__Goal of the exercise__
Which lines of the material contain the word "Choi"? Show each one.

*** Opening Working data ***

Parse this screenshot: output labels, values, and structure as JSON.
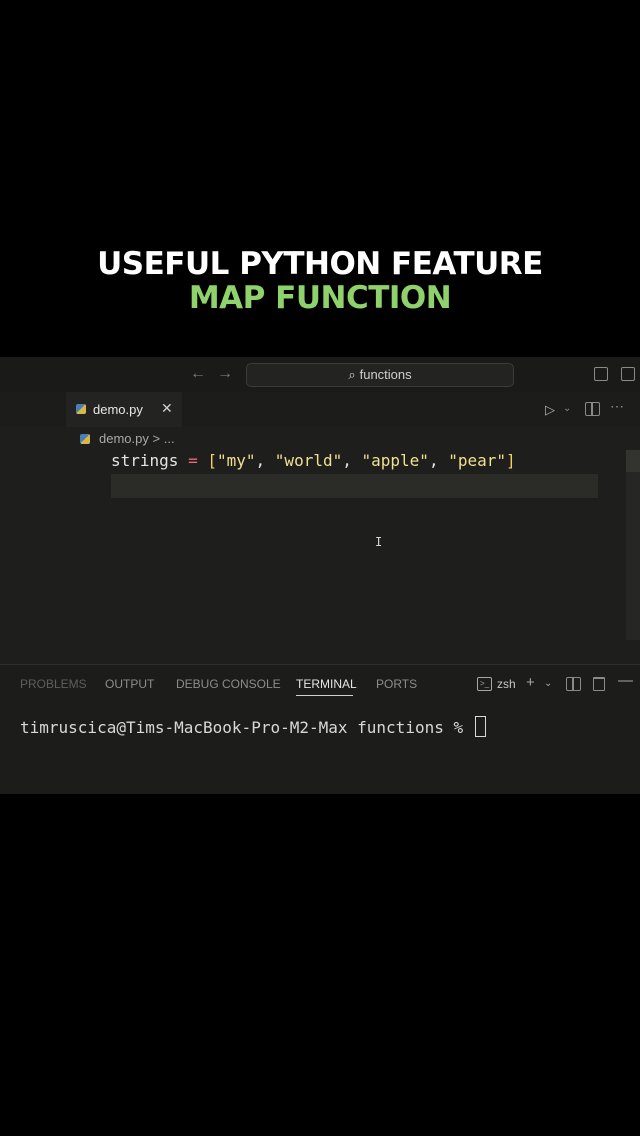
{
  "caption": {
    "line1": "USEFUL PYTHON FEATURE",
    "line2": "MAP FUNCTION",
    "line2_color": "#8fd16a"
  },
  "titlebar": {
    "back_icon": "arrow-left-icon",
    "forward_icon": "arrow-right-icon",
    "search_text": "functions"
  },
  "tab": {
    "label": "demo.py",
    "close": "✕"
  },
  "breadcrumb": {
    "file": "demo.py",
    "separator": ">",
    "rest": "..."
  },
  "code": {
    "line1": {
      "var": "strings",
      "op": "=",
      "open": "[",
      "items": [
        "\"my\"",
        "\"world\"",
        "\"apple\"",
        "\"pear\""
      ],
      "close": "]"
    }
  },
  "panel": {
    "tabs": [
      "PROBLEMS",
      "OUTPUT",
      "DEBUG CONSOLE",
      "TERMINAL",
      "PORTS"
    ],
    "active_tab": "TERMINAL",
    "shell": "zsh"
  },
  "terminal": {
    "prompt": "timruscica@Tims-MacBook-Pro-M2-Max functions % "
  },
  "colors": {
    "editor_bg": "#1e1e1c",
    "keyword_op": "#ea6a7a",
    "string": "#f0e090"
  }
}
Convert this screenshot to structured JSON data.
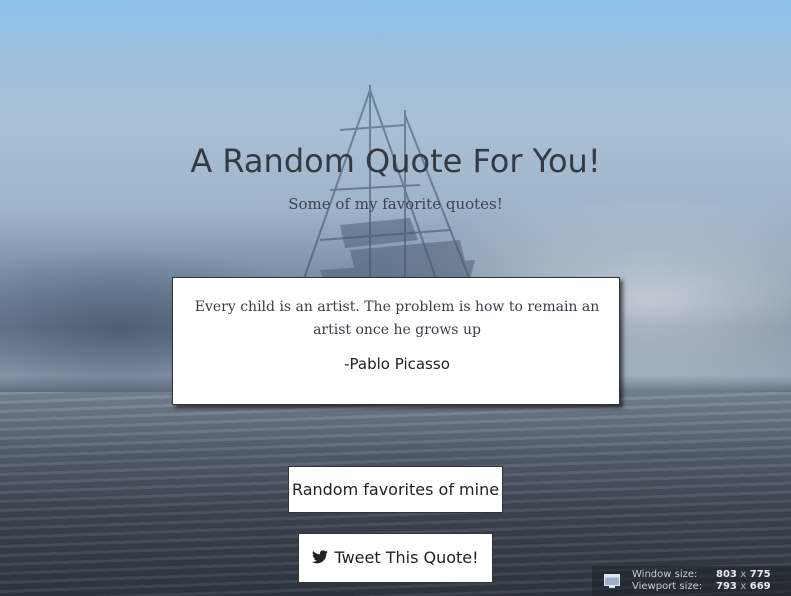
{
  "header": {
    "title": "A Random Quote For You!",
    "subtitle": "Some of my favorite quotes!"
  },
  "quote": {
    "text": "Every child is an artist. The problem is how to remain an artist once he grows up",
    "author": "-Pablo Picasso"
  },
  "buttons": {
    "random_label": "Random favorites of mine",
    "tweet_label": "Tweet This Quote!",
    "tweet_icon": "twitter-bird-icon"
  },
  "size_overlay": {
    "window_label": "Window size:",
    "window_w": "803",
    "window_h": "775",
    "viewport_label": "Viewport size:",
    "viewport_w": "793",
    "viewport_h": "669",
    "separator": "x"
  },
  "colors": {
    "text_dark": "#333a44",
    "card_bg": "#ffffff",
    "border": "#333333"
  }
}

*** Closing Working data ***
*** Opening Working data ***

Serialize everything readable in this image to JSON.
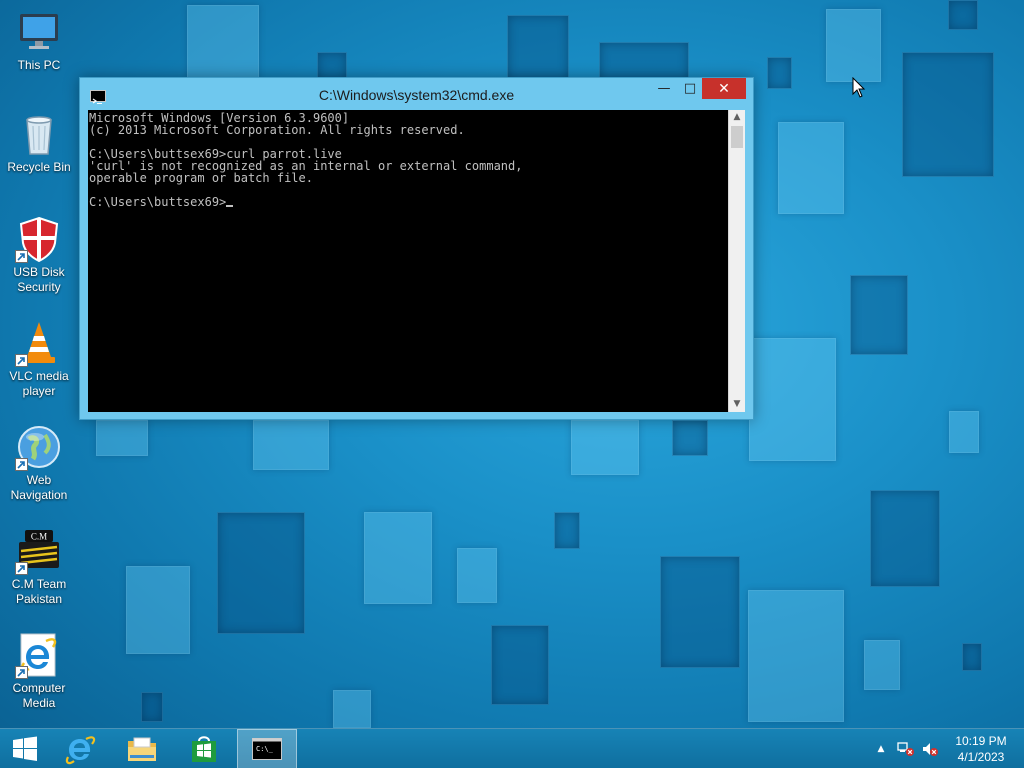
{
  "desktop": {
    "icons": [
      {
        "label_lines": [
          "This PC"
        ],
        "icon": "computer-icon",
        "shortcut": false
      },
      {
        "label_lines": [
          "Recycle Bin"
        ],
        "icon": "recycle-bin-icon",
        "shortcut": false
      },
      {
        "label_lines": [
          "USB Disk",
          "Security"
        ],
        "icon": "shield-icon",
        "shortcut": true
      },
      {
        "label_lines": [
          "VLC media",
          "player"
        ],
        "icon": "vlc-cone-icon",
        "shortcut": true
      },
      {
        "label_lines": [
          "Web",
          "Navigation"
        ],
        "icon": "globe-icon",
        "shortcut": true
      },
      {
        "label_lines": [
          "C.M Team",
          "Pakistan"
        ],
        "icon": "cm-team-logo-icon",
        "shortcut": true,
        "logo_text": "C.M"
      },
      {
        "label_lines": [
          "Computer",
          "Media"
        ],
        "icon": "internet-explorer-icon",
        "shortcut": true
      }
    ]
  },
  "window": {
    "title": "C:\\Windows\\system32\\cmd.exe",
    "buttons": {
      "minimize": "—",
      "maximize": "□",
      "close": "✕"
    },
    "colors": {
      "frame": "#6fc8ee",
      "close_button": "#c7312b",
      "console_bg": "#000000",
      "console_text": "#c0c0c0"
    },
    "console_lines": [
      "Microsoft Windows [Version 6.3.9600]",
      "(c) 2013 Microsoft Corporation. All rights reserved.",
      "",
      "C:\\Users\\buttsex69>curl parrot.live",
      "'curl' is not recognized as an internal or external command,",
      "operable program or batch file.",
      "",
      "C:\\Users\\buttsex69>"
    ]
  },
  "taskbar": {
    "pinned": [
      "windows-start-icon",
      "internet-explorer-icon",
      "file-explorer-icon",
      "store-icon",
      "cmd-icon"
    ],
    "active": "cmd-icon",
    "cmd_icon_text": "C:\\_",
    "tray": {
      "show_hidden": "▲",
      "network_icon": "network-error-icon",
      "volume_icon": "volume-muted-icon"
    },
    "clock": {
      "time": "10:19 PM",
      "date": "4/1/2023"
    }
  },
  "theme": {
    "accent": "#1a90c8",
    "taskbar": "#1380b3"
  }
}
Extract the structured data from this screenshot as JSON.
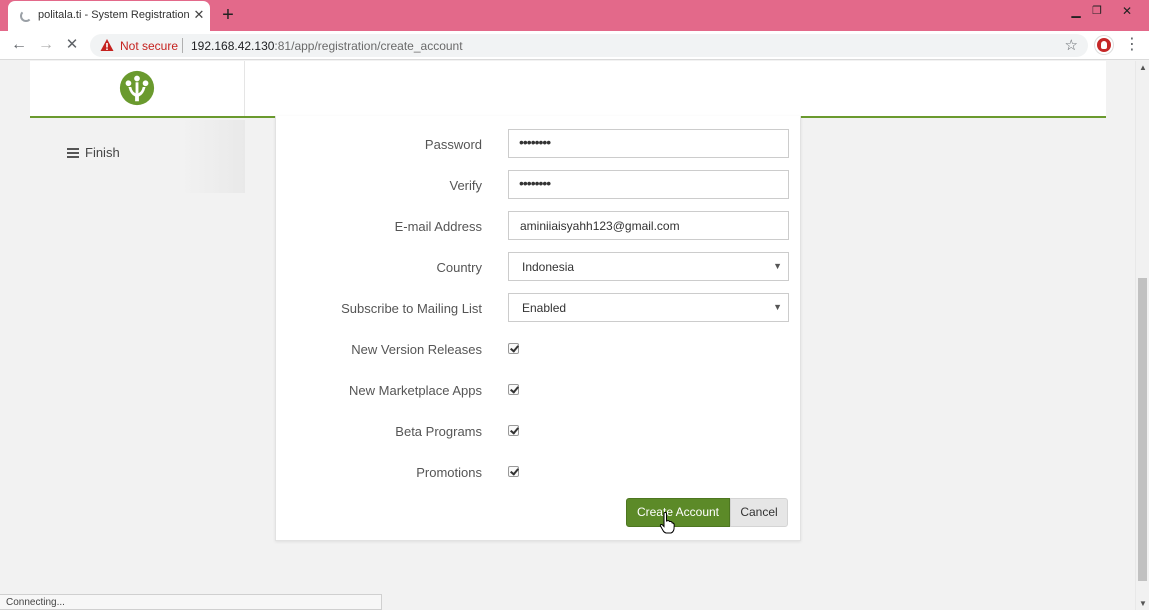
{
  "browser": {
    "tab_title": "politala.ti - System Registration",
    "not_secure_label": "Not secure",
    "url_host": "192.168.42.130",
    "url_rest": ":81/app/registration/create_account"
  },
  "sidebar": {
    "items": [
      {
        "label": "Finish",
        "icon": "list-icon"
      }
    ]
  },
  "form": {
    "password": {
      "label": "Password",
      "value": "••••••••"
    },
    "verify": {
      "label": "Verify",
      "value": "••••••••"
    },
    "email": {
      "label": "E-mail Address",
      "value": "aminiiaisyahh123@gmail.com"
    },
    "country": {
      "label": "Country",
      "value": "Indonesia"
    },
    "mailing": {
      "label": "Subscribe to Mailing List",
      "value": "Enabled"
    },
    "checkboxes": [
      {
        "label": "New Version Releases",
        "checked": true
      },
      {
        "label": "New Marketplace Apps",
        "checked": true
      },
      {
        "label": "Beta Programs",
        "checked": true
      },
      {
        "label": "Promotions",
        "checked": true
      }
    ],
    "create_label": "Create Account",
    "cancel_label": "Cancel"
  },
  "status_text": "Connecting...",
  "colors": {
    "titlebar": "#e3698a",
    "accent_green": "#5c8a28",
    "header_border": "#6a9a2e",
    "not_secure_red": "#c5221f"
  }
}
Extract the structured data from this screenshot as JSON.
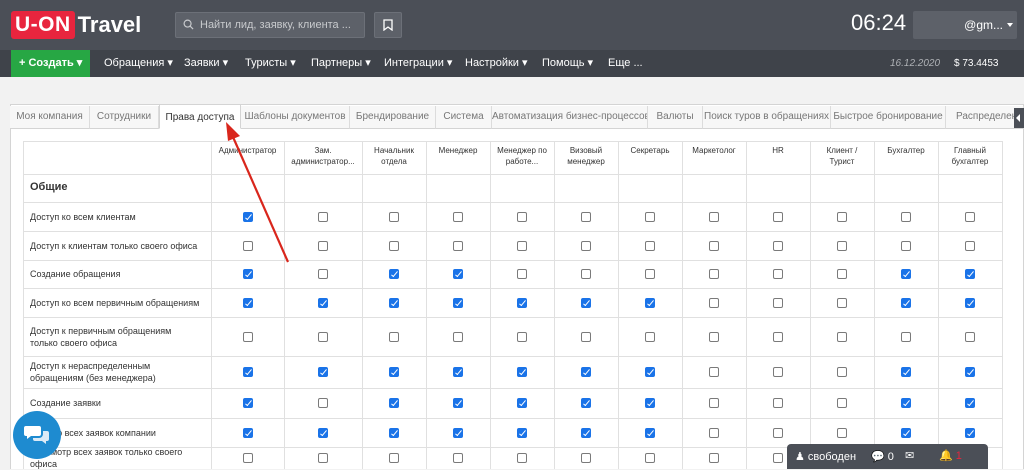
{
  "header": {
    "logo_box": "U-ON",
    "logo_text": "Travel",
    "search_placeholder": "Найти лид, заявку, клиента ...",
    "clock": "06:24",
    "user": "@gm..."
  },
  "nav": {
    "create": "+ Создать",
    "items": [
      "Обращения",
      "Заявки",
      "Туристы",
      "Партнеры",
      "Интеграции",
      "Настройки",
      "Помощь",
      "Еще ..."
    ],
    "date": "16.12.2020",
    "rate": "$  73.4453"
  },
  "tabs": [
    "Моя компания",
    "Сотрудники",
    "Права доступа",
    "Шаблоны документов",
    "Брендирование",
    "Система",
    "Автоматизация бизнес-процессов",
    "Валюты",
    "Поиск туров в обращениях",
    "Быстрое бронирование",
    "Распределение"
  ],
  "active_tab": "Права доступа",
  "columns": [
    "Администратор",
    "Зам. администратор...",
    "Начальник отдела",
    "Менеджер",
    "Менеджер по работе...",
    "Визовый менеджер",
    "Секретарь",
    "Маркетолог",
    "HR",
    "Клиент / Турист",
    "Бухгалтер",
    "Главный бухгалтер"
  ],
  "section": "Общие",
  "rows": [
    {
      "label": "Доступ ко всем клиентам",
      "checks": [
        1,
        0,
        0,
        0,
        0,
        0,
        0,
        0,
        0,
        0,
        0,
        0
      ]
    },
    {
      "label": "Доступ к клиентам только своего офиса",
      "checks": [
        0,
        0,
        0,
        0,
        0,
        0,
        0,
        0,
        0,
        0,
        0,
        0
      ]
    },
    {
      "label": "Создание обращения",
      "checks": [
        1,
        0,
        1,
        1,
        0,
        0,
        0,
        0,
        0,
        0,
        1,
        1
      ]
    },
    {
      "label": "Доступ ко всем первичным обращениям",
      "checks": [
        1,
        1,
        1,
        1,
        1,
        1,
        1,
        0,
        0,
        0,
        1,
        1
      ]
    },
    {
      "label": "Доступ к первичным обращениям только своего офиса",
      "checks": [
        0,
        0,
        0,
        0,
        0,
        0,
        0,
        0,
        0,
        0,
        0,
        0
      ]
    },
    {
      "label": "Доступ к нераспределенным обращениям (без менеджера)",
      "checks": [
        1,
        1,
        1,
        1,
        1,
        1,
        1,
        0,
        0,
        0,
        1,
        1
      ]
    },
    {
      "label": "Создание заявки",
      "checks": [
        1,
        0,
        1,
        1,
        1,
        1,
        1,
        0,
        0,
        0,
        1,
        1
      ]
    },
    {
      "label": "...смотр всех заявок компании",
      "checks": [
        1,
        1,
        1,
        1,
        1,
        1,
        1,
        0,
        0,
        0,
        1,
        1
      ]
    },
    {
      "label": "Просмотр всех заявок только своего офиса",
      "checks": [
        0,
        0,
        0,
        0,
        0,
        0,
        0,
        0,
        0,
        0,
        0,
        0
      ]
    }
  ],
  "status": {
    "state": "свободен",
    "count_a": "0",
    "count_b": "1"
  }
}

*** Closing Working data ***
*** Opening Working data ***

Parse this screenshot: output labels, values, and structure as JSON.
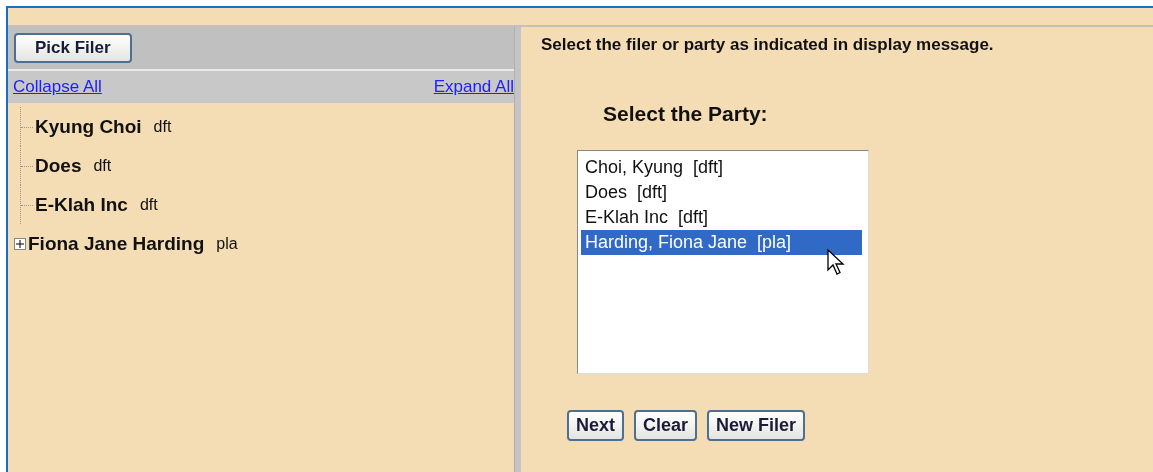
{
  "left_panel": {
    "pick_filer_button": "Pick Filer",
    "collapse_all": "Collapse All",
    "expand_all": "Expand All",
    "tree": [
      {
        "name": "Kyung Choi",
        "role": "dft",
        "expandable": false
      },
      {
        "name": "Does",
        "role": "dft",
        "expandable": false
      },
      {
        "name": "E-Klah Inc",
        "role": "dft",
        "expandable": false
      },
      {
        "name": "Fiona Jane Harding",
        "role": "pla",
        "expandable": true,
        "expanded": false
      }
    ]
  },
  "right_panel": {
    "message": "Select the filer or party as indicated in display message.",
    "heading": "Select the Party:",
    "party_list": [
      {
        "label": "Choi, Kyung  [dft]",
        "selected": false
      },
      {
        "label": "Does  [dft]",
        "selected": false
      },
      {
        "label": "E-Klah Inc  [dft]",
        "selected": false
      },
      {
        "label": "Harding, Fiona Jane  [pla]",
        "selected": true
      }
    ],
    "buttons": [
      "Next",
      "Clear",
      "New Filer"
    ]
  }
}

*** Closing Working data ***

__Answer section__
        "name": "Kyung Choi",
        "label": "Choi, Kyung  [dft]",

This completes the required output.